He then earned his master’s degree, which paved the way for him to join Catholic Relief Services (CRS), which assists 190 million people in 110 countries. With CRS since 2007, Hollywood has responded to acute tragedies, such as a devastating earthquake in Ecuador and genocide in Sudan, and has collaborated with communities on chronic issues, including poverty in Malawi and hunger and malnutrition in Ethiopia.

After being based in various international locations for more than 14 years, Hollywood is now serving CRS in the U.S. It’s an opportunity for his young family to have more stability. Hollywood expects that he will return to fieldwork again at some point.

Reflecting on his H.O.P.E. trip and his current work, Hollywood notes that, despite having seen so much pain and suffering, he believes that progress can be made when people work in solidarity. “I’ve been blessed with the decisions I have made and through my humanitarian work really believe global solutions are possible,” he says. “We can make a difference, and that is very fulfilling. It is a lesson I learned through H.O.P.E. and at Stonehill.”

Shared Bonds

At Orientation 2019, a peer mentor’s enthusiasm for the H.O.P.E. program not only inspired Desiree Ruiz Ramoz ’23, but it also prompted her to integrate the program into her own Stonehill experience.

“Given my passion for social justice and travel, it seemed to be the best program for me, so I took a leap of faith,” recalls Ruiz Ramoz.

A psychology and English double major, she has participated in three service immersions, assuming new and more substantial responsibilities each time—first as a participant, then an immersion leader, and now an intern tasked with shepherding the yearlong program, which requires deep engagement from its participants.

Ruiz Ramoz is completing her fourth immersion in January, when H.O.P.E. reconnects with the Hope CommUnity Center in Apopka, a town in central Florida where much of the surrounding land is agricultural.

Founded by Catholic nuns, the center supports local groups in addressing illiteracy, the lack of access to healthcare and economic injustices. When she worked with the center in 2021, the immersion had to be virtual due to Covid restrictions on traveling. Ruiz Ramoz is eager to reconnect in a more hands-on way.

“Over seven days, we are delving into justice issues, especially around farmworker rights as well as immigration and border issues,” explains Ruiz Ramoz.

H.O.P.E. has given me a community I didn’t think I could find. I have shared bonds with so many people from all walks of life.

At the end of each workday, the volunteer group is gathering to reflect on their service and community interactions. “We gain new insights to the meaning of service and grow personally and in community,” says Ruiz Ramoz. “It is a time to process. Our goal is to bring hope back with us so that service continues to be part of our lives.”

Ruiz Ramoz has not limited her service just to H.O.P.E. She has done much more, especially in the diversity, equity and inclusion area. In recognition of her commitment to solving public problems, she received a prestigious Newman Civic Fellowship from Campus Compact, a nonprofit dedicated to civic and community engagement.

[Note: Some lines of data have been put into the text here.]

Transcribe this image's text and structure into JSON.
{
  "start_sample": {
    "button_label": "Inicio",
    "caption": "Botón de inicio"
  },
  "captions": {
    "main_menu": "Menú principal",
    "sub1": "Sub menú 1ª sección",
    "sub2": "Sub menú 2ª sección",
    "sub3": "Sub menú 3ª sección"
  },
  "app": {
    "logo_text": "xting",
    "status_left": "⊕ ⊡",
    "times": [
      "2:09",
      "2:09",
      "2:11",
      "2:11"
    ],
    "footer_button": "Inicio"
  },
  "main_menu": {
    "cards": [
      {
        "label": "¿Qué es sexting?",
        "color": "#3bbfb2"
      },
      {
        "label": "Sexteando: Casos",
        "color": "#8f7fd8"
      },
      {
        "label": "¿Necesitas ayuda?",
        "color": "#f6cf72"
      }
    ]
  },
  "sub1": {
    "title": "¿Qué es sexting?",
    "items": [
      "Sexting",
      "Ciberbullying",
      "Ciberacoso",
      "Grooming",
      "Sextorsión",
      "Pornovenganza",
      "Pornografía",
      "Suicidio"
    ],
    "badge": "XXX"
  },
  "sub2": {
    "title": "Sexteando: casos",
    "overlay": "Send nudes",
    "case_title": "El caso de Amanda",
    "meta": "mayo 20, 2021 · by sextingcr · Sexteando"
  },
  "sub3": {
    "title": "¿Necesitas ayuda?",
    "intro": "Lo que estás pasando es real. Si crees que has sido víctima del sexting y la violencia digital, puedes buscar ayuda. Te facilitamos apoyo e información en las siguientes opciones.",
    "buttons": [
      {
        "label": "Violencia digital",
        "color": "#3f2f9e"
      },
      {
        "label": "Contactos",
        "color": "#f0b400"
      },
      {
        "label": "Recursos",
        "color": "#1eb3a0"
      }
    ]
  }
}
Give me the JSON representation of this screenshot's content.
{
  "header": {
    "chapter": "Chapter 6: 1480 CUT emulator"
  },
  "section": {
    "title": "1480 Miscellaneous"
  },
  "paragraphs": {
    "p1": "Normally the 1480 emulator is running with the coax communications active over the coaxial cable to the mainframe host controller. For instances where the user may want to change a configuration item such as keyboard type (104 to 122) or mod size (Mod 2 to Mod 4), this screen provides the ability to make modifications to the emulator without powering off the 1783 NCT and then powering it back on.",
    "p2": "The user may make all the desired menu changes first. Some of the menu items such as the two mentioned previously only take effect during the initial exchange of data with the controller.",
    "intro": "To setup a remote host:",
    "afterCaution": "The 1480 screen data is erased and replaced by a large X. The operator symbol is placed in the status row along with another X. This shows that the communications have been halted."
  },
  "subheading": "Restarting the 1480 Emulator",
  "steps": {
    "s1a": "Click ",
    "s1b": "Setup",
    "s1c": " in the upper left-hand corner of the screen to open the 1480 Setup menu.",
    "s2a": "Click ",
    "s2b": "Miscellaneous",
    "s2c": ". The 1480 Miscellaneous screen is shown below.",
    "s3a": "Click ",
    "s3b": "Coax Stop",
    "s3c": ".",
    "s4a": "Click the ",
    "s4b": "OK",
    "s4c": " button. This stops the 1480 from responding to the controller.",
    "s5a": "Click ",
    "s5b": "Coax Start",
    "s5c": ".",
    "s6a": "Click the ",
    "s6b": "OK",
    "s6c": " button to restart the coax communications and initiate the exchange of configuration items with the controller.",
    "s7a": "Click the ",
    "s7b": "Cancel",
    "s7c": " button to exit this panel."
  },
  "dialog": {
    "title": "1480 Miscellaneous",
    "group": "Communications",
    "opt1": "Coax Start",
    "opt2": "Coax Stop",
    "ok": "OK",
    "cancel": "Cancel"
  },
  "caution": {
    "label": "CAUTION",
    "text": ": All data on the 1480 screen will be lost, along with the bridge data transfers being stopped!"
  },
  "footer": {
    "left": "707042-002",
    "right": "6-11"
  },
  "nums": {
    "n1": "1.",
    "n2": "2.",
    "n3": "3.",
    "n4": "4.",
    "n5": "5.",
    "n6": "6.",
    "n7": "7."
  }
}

“H.O.P.E. has given me a community I didn’t think I could find,” explains Ruiz Ramoz, who is considering a year of service abroad before embarking on a career in higher education or graduate school. “I have shared bonds with so many people from all walks of life.”

Go Figure: H.O.P.E.

❖ 1,400+ students, faculty and staff who have participated in H.O.P.E. through the years.
❖ 20 domestic sites where H.O.P.E. programs have been held.
❖ 5 international sites where H.O.P.E. programs have been held.
❖ 9 programs planned for 2022–2023.
❖ 8 virtual H.O.P.E. programs held during the pandemic.

In 2022, the Taste of H.O.P.E. program was introduced and designed for students who are interested in participating in a service program but do not have the time or the financial ability to commit to a full H.O.P.E. service immersion.